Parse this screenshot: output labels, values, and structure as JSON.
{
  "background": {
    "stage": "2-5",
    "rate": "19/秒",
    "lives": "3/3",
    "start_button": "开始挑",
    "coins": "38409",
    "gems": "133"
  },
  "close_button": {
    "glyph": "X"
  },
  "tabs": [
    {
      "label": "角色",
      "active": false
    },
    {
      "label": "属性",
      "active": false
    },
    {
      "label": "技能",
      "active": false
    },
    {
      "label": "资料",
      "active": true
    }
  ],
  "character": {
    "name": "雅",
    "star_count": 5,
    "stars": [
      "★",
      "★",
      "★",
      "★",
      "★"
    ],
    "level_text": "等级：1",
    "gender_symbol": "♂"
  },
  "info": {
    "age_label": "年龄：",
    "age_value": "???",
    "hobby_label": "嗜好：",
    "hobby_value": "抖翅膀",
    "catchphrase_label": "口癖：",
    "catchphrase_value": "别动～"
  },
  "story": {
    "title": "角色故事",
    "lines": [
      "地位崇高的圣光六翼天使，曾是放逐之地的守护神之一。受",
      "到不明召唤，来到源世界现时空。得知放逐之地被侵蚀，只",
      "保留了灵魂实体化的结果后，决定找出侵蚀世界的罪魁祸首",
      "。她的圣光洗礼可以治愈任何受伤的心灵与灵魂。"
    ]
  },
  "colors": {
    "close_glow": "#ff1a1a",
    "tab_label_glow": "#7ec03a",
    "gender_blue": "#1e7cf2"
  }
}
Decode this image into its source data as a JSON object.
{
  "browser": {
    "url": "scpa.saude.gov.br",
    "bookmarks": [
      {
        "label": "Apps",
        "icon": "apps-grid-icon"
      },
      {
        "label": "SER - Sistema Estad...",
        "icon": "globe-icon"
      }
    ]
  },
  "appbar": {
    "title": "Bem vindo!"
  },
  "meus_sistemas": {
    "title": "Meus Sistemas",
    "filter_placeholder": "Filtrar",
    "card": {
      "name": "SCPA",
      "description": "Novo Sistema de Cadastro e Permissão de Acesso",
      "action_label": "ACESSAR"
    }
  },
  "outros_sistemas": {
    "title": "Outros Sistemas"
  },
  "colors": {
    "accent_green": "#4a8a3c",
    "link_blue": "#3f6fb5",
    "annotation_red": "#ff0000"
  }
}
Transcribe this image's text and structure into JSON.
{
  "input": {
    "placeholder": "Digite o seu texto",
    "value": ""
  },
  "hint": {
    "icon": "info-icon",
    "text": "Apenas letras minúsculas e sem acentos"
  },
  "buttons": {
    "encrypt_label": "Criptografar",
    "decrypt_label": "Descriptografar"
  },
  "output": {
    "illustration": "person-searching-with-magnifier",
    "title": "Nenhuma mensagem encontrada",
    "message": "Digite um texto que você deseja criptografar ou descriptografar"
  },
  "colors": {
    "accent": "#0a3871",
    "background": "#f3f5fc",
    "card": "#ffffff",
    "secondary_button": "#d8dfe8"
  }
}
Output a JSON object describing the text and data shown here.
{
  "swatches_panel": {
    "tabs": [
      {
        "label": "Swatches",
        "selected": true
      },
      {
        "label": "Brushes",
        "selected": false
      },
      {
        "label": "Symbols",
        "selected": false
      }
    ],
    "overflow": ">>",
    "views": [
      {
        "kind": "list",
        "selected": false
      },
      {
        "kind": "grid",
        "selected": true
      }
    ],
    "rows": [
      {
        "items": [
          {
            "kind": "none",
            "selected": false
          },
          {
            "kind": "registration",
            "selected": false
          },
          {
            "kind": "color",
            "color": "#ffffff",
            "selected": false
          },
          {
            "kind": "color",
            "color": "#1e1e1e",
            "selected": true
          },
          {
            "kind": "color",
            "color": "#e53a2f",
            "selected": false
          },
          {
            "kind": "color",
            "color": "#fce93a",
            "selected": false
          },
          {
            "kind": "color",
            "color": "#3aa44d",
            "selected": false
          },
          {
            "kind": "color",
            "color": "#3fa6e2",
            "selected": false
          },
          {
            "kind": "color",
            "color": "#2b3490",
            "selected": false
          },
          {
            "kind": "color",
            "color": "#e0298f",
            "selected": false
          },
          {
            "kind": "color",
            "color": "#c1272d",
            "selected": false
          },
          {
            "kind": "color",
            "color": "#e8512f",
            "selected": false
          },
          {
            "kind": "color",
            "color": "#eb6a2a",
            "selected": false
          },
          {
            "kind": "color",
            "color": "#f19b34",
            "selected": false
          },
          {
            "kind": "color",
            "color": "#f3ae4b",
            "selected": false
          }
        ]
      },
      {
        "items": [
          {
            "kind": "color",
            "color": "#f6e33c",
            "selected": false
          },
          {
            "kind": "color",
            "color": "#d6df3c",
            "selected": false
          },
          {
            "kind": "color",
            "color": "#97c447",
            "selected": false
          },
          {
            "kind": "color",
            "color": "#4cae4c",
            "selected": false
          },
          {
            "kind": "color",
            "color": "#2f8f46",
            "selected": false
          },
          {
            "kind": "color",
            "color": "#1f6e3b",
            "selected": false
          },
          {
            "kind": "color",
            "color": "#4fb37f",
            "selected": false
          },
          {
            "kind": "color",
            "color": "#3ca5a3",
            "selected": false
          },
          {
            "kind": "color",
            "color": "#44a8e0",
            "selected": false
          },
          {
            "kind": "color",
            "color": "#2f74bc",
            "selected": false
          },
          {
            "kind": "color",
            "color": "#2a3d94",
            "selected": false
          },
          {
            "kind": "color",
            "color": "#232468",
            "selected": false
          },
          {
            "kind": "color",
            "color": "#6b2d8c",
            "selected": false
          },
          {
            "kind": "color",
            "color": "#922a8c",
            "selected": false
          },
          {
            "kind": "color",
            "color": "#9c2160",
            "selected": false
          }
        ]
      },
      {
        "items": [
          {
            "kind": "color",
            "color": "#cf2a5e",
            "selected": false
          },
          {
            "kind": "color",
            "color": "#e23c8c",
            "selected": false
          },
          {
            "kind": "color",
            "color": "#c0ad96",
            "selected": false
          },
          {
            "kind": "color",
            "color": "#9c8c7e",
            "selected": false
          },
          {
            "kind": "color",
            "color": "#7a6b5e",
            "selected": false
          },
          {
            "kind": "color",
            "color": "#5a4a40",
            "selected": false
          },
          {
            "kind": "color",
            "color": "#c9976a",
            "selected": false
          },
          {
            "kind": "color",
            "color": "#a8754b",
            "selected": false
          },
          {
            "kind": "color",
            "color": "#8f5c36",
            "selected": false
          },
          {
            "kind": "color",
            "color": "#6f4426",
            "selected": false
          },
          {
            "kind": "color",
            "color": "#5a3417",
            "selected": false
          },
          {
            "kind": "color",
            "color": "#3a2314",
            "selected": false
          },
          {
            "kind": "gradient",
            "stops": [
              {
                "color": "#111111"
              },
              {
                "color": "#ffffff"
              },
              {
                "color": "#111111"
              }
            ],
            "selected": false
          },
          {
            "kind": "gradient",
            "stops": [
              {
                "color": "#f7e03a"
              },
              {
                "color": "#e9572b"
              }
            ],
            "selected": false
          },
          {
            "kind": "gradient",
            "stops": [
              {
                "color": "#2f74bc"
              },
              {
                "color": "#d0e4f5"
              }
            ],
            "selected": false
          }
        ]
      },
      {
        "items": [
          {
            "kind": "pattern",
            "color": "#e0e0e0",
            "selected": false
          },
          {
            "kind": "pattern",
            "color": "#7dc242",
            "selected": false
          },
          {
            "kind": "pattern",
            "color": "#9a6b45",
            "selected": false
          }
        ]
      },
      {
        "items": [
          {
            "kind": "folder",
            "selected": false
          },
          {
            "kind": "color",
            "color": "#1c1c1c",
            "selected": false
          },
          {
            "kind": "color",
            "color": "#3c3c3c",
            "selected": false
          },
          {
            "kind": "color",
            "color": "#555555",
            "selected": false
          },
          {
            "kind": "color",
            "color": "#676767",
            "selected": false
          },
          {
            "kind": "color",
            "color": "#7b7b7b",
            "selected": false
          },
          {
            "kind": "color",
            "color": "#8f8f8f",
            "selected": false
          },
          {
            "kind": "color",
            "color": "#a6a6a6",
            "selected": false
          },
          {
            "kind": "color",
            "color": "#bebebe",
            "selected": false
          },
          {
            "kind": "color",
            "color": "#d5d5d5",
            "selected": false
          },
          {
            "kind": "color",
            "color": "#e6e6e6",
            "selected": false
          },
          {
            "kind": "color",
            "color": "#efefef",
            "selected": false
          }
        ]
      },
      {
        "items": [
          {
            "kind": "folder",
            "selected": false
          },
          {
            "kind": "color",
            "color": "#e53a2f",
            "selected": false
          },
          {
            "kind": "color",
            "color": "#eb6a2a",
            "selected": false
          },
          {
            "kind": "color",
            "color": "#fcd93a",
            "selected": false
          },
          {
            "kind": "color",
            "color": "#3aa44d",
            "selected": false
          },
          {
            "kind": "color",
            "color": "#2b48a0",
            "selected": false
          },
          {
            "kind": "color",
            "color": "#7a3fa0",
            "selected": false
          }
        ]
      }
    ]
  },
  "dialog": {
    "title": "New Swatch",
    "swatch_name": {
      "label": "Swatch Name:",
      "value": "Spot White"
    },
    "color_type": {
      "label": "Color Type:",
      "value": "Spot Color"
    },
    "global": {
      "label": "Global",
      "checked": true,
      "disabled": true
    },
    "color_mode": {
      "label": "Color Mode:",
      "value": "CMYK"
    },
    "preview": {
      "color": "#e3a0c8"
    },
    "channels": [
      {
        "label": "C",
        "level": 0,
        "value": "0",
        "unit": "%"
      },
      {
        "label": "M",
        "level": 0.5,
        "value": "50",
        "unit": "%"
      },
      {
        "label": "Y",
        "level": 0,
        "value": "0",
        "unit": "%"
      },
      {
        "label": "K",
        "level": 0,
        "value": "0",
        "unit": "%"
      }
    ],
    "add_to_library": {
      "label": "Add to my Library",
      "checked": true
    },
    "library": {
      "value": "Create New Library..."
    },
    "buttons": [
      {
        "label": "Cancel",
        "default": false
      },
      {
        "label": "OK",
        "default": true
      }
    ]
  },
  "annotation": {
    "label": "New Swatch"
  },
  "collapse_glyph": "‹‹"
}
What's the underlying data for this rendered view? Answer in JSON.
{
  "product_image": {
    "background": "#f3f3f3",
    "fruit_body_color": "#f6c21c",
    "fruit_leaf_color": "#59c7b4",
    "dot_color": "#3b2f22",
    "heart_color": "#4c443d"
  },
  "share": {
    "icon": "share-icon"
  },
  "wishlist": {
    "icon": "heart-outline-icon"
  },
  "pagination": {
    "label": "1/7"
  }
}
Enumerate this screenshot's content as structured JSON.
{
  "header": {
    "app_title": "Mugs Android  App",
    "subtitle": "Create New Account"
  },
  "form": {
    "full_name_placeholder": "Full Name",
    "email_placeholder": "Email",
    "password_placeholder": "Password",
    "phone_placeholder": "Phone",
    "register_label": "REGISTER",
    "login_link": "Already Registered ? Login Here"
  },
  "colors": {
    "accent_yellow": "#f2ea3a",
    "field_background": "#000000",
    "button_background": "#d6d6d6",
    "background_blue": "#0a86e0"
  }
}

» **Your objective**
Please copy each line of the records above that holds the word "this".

» **Task result**
Parse this screenshot: output labels, values, and structure as JSON.
Decode this image into its source data as a JSON object.
Transcribe this image's text and structure into JSON.
What's the underlying data for this rendered view? Answer in JSON.
Enumerate this screenshot's content as structured JSON.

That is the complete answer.